# Special Relativity in IPMB

In Intermediate Physics for Medicine and Biology, Russ Hobbie and I rarely discuss special relativity. We briefly mention that magnetism is a consequence of relativity in Chapter 8 ( Biomagnetism) but we don’t develop our study of magnetic fields from this point of view. (If you want to see magnetism analyzed in this way, I suggest looking at the textbook Electricity and Magnetism, by Edward Purcell, which is Volume 2 of the Berkeley Physics Course). We use the relationship between the energy and momentum of a photon, E = pc, in Chapter 15 (Interaction of Photons and Charged Particles with Matter) when analyzing Compton scattering and pair production. And we use Einstein’s famous equation E = mc^2, relating a particles energy to its rest mass, when calculating the binding energy of nuclei in Chapter 17 ( Nuclear Physics and Nuclear Medicine).
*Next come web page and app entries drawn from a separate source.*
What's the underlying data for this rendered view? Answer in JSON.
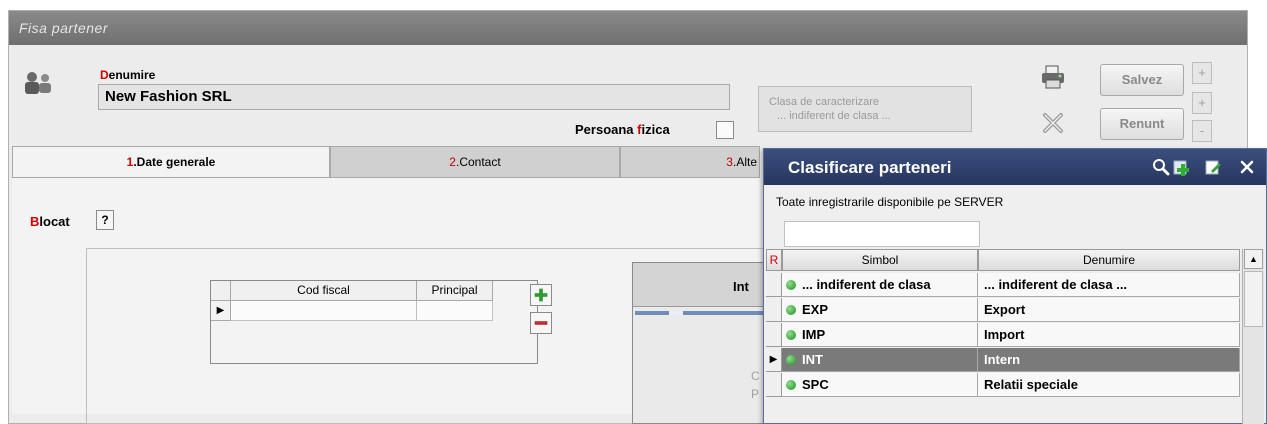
{
  "window": {
    "title": "Fisa partener"
  },
  "header": {
    "denumire_accent": "D",
    "denumire_rest": "enumire",
    "denumire_value": "New Fashion SRL",
    "pf_prefix": "Persoana ",
    "pf_accent": "f",
    "pf_suffix": "izica",
    "clasa_line1": "Clasa de caracterizare",
    "clasa_line2": "... indiferent de clasa ..."
  },
  "actions": {
    "save": "Salvez",
    "cancel": "Renunt",
    "nav_up": "+",
    "nav_mid": "+",
    "nav_down": "-"
  },
  "tabs": [
    {
      "accent": "1",
      "label": ".Date generale"
    },
    {
      "accent": "2",
      "label": ".Contact"
    },
    {
      "accent": "3",
      "label": ".Alte"
    }
  ],
  "general": {
    "blocat_accent": "B",
    "blocat_rest": "locat",
    "blocat_btn": "?",
    "grid_headers": [
      "Cod fiscal",
      "Principal"
    ],
    "row_indicator": "▶",
    "inner_title": "Int",
    "inner_t1": "C",
    "inner_t2": "P"
  },
  "popup": {
    "title": "Clasificare parteneri",
    "subtitle": "Toate inregistrarile disponibile pe SERVER",
    "search_value": "",
    "r_marker": "R",
    "columns": [
      "Simbol",
      "Denumire"
    ],
    "selected_indicator": "▶",
    "scroll_up": "▲",
    "rows": [
      {
        "simbol": "... indiferent de clasa",
        "denumire": "... indiferent de clasa ..."
      },
      {
        "simbol": "EXP",
        "denumire": "Export"
      },
      {
        "simbol": "IMP",
        "denumire": "Import"
      },
      {
        "simbol": "INT",
        "denumire": "Intern"
      },
      {
        "simbol": "SPC",
        "denumire": "Relatii speciale"
      }
    ]
  },
  "colors": {
    "accent_red": "#d40000",
    "popup_title_bg": "#2f4272",
    "selected_row_bg": "#7a7a7a",
    "status_dot": "#2ea32e"
  },
  "icons": [
    "partner-icon",
    "printer-icon",
    "cancel-x-icon",
    "search-icon",
    "add-icon",
    "edit-icon",
    "close-icon",
    "plus-icon",
    "minus-icon"
  ]
}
The most relativisticish equation we present is in Chapter 15 when analyzing how charged particles (such as protons, electrons, or alpha particles) lose energy when passing through tissue at relativistic speeds. We write

The stopping powers are plotted vs particle speed in the form β = v/ c. At low energies ( β ≪ 1) β is related to kinetic energy by

For larger values of β, the relativistically correct expression

was used to convert Fig. 15.17 to 15.18.

Here’s a new homework problem examining the relationship between a particle’s speed and kinetic energy when its speed is near the speed of light.

Section 15.11

Problem 41 ½. A charged particle’s kinetic energy, T, is related to its mass M and its speed, v. We often express speed in terms of the parameter β = v/c, where c is the speed of light.

(a) At low energies (TMc^2, or equivalently β ≪ 1), show that Eq. 15.47 is consistent with the familiar expression from classical mechanics, T = ½ mv^2.

(b) Show that Equation 15.48 (the relativistically correct relationship betweenβ and T) reduces to Eq. 15.47 when TMc^2.

(c) Plotβ versus T/Mc^2, both in a linear plot (0 < T/Mc^2< 3) and in a log-log plot (0.0001 < T/Mc^2< 100).

(d) Take a few data points from Fig. 15.17 for a proton, replot them in Fig. 15.18, where the dependent variable is β, not T. See how well they match. Be sure to adjust for the different units for Stopping Power in the two plots.

Originally published at http://hobbieroth.blogspot.com.

--

--

Professor of Physics at Oakland University and coauthor of the textbook Intermediate Physics for Medicine and Biology.